I am not a football fan, not even close. So, I came at this book via the route most Americans probably took. I saw that there was a new flick and that it had an engaging actress in it and that it had some Oscar nods. Looked good, rented, watched.
Yup, it was a good movie, but the first 5 minutes were particularly intriguing. Why begin a rags-to-riches tale by discussing how the game of football has changed due to the lack of defense around a passing player (i.e., the quarterback)? Yes, it impacts the story, but this was not the story they were telling. Since I knew the film was based on a book, I thought I'd give that a try as well. (In the interest of full disclosure, several folks had highly recommended it by that time.)
Michael Lewis is now in my list of top 5 favorite non-fiction writers. I mean, here's a book with an overabundance of details about the game of football, all to describe the importance of one player: the left tackle. How much more boring can you get? Lewis' gift is to weave the statistics of the game, the players and, most importantly, the coaches into a tale that keeps you glued to the page. Really. Even a page spouting the percentage of complete passes for this quarterback and that quarterback and yet another quarterback... kept me waiting breathlessly for the reveal. And there was always a reveal.

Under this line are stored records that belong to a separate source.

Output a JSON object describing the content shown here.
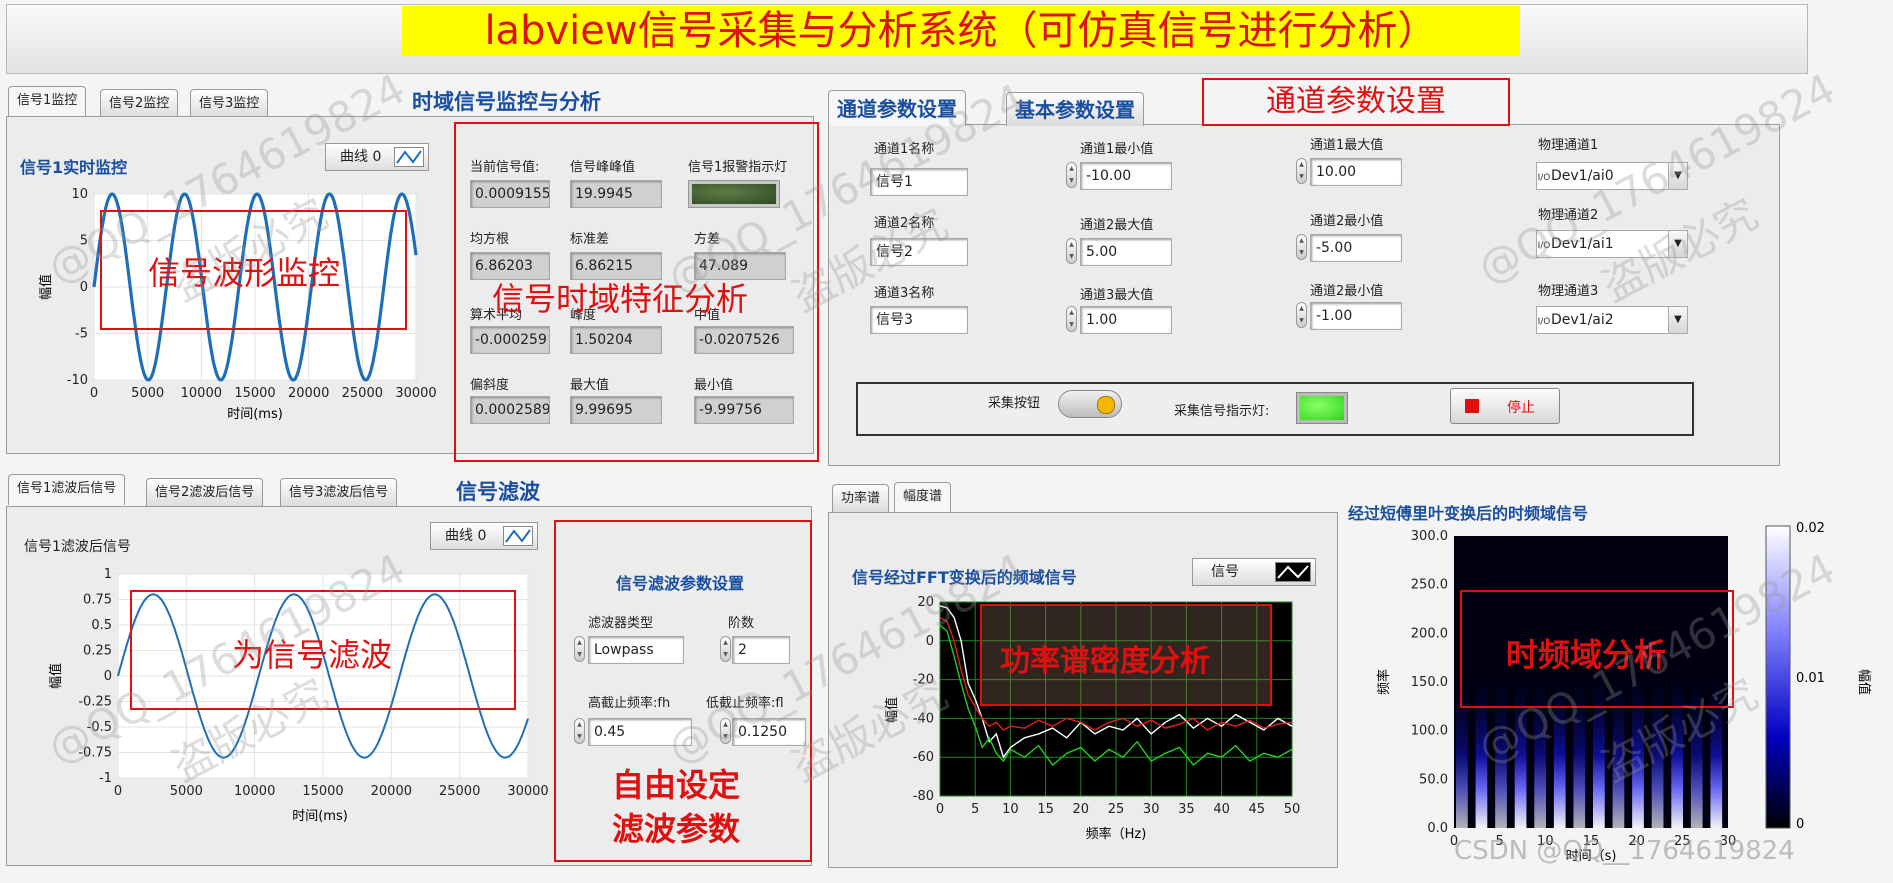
{
  "title": "labview信号采集与分析系统（可仿真信号进行分析）",
  "time_domain": {
    "tabs": [
      "信号1监控",
      "信号2监控",
      "信号3监控"
    ],
    "section_title": "时域信号监控与分析",
    "chart_title": "信号1实时监控",
    "legend": "曲线 0",
    "overlay": "信号波形监控",
    "xlabel": "时间(ms)",
    "ylabel": "幅值"
  },
  "features": {
    "overlay": "信号时域特征分析",
    "items": [
      {
        "label": "当前信号值:",
        "value": "0.0009155"
      },
      {
        "label": "信号峰峰值",
        "value": "19.9945"
      },
      {
        "label": "信号1报警指示灯",
        "value": ""
      },
      {
        "label": "均方根",
        "value": "6.86203"
      },
      {
        "label": "标准差",
        "value": "6.86215"
      },
      {
        "label": "方差",
        "value": "47.089"
      },
      {
        "label": "算术平均",
        "value": "-0.000259"
      },
      {
        "label": "峰度",
        "value": "1.50204"
      },
      {
        "label": "中值",
        "value": "-0.0207526"
      },
      {
        "label": "偏斜度",
        "value": "0.0002589"
      },
      {
        "label": "最大值",
        "value": "9.99695"
      },
      {
        "label": "最小值",
        "value": "-9.99756"
      }
    ]
  },
  "channel": {
    "tabs": [
      "通道参数设置",
      "基本参数设置"
    ],
    "banner": "通道参数设置",
    "fields": [
      {
        "label": "通道1名称",
        "value": "信号1"
      },
      {
        "label": "通道1最小值",
        "value": "-10.00"
      },
      {
        "label": "通道1最大值",
        "value": "10.00"
      },
      {
        "label": "物理通道1",
        "value": "Dev1/ai0"
      },
      {
        "label": "通道2名称",
        "value": "信号2"
      },
      {
        "label": "通道2最大值",
        "value": "5.00"
      },
      {
        "label": "通道2最小值",
        "value": "-5.00"
      },
      {
        "label": "物理通道2",
        "value": "Dev1/ai1"
      },
      {
        "label": "通道3名称",
        "value": "信号3"
      },
      {
        "label": "通道3最大值",
        "value": "1.00"
      },
      {
        "label": "通道2最小值",
        "value": "-1.00"
      },
      {
        "label": "物理通道3",
        "value": "Dev1/ai2"
      }
    ],
    "io_prefix": "I/O",
    "acquire_label": "采集按钮",
    "indicator_label": "采集信号指示灯:",
    "stop_label": "停止"
  },
  "filter": {
    "tabs": [
      "信号1滤波后信号",
      "信号2滤波后信号",
      "信号3滤波后信号"
    ],
    "section_title": "信号滤波",
    "chart_title": "信号1滤波后信号",
    "legend": "曲线 0",
    "overlay": "为信号滤波",
    "xlabel": "时间(ms)",
    "ylabel": "幅值",
    "params_title": "信号滤波参数设置",
    "filter_type_label": "滤波器类型",
    "filter_type_value": "Lowpass",
    "order_label": "阶数",
    "order_value": "2",
    "high_cut_label": "高截止频率:fh",
    "high_cut_value": "0.45",
    "low_cut_label": "低截止频率:fl",
    "low_cut_value": "0.1250",
    "free_note_1": "自由设定",
    "free_note_2": "滤波参数"
  },
  "spectrum": {
    "tabs": [
      "功率谱",
      "幅度谱"
    ],
    "chart_title": "信号经过FFT变换后的频域信号",
    "legend": "信号",
    "overlay": "功率谱密度分析",
    "xlabel": "频率（Hz)",
    "ylabel": "幅值"
  },
  "stft": {
    "title": "经过短傅里叶变换后的时频域信号",
    "overlay": "时频域分析",
    "xlabel": "时间（s)",
    "ylabel": "频率",
    "colorbar_label": "幅值",
    "colorbar_ticks": [
      "0.02",
      "0.01",
      "0"
    ]
  },
  "watermark": "@QQ_1764619824",
  "watermark2": "盗版必究",
  "footer": "CSDN @QQ__1764619824",
  "colors": {
    "accent": "#1a4fa0",
    "red": "#e01010",
    "title_bg": "#ffff00",
    "wave": "#1f6fb8",
    "led_on": "#39e21d",
    "led_off": "#2f4a22"
  },
  "chart_data": [
    {
      "type": "line",
      "title": "信号1实时监控",
      "x_range": [
        0,
        30000
      ],
      "xlim": [
        0,
        30000
      ],
      "ylim": [
        -10,
        10
      ],
      "xticks": [
        "0",
        "5000",
        "10000",
        "15000",
        "20000",
        "25000",
        "30000"
      ],
      "yticks": [
        "10",
        "5",
        "0",
        "-5",
        "-10"
      ],
      "series": [
        {
          "amplitude": 10,
          "period": 6750,
          "phase_deg": 0
        }
      ],
      "xlabel": "时间(ms)",
      "ylabel": "幅值"
    },
    {
      "type": "line",
      "title": "信号1滤波后信号",
      "x_range": [
        0,
        30000
      ],
      "xlim": [
        0,
        30000
      ],
      "ylim": [
        -1,
        1
      ],
      "xticks": [
        "0",
        "5000",
        "10000",
        "15000",
        "20000",
        "25000",
        "30000"
      ],
      "yticks": [
        "1",
        "0.75",
        "0.5",
        "0.25",
        "0",
        "-0.25",
        "-0.5",
        "-0.75",
        "-1"
      ],
      "series": [
        {
          "amplitude": 0.8,
          "period": 10300,
          "phase_deg": 0
        }
      ],
      "xlabel": "时间(ms)",
      "ylabel": "幅值"
    },
    {
      "type": "line",
      "title": "信号经过FFT变换后的频域信号",
      "xlim": [
        0,
        50
      ],
      "ylim": [
        -80,
        20
      ],
      "xticks": [
        "0",
        "5",
        "10",
        "15",
        "20",
        "25",
        "30",
        "35",
        "40",
        "45",
        "50"
      ],
      "yticks": [
        "20",
        "0",
        "-20",
        "-40",
        "-60",
        "-80"
      ],
      "x": [
        0,
        1,
        2,
        3,
        4,
        5,
        6,
        7,
        8,
        9,
        10,
        12,
        14,
        16,
        18,
        20,
        22,
        24,
        26,
        28,
        30,
        32,
        34,
        36,
        38,
        40,
        42,
        44,
        46,
        48,
        50
      ],
      "series": [
        {
          "color": "#ffffff",
          "values": [
            18,
            17,
            12,
            0,
            -22,
            -30,
            -40,
            -52,
            -48,
            -60,
            -55,
            -50,
            -48,
            -45,
            -50,
            -42,
            -48,
            -44,
            -46,
            -40,
            -48,
            -42,
            -38,
            -45,
            -40,
            -44,
            -38,
            -42,
            -46,
            -40,
            -44
          ]
        },
        {
          "color": "#e02020",
          "values": [
            12,
            10,
            0,
            -15,
            -28,
            -34,
            -40,
            -44,
            -42,
            -46,
            -44,
            -45,
            -41,
            -44,
            -40,
            -42,
            -46,
            -42,
            -40,
            -44,
            -41,
            -45,
            -43,
            -40,
            -46,
            -42,
            -44,
            -41,
            -45,
            -43,
            -42
          ]
        },
        {
          "color": "#20d020",
          "values": [
            8,
            5,
            -8,
            -22,
            -35,
            -44,
            -55,
            -50,
            -58,
            -62,
            -56,
            -60,
            -54,
            -64,
            -58,
            -55,
            -62,
            -56,
            -60,
            -52,
            -62,
            -58,
            -55,
            -64,
            -58,
            -60,
            -54,
            -62,
            -58,
            -60,
            -56
          ]
        }
      ],
      "xlabel": "频率（Hz)",
      "ylabel": "幅值"
    },
    {
      "type": "heatmap",
      "title": "经过短傅里叶变换后的时频域信号",
      "xlim": [
        0,
        30
      ],
      "ylim": [
        0,
        300
      ],
      "xticks": [
        "0",
        "5",
        "10",
        "15",
        "20",
        "25",
        "30"
      ],
      "yticks": [
        "300.0",
        "250.0",
        "200.0",
        "150.0",
        "100.0",
        "50.0",
        "0.0"
      ],
      "colorbar_range": [
        0,
        0.02
      ],
      "xlabel": "时间（s)",
      "ylabel": "频率"
    }
  ]
}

The family in the film, the Tuohys, and their adopted son, Michael Oher, are in half of this book and are just as engaging to read about-- Michael's story is sad, startling and ultimately triumphant-- but, believe it or not, the chapters about the game itself were why I kept on reading. No, I will not be turning into a football fan as a result, but that's not why I read it and not why you should read it. Read it because Lewis is a master at the art of journalism in its most pure form.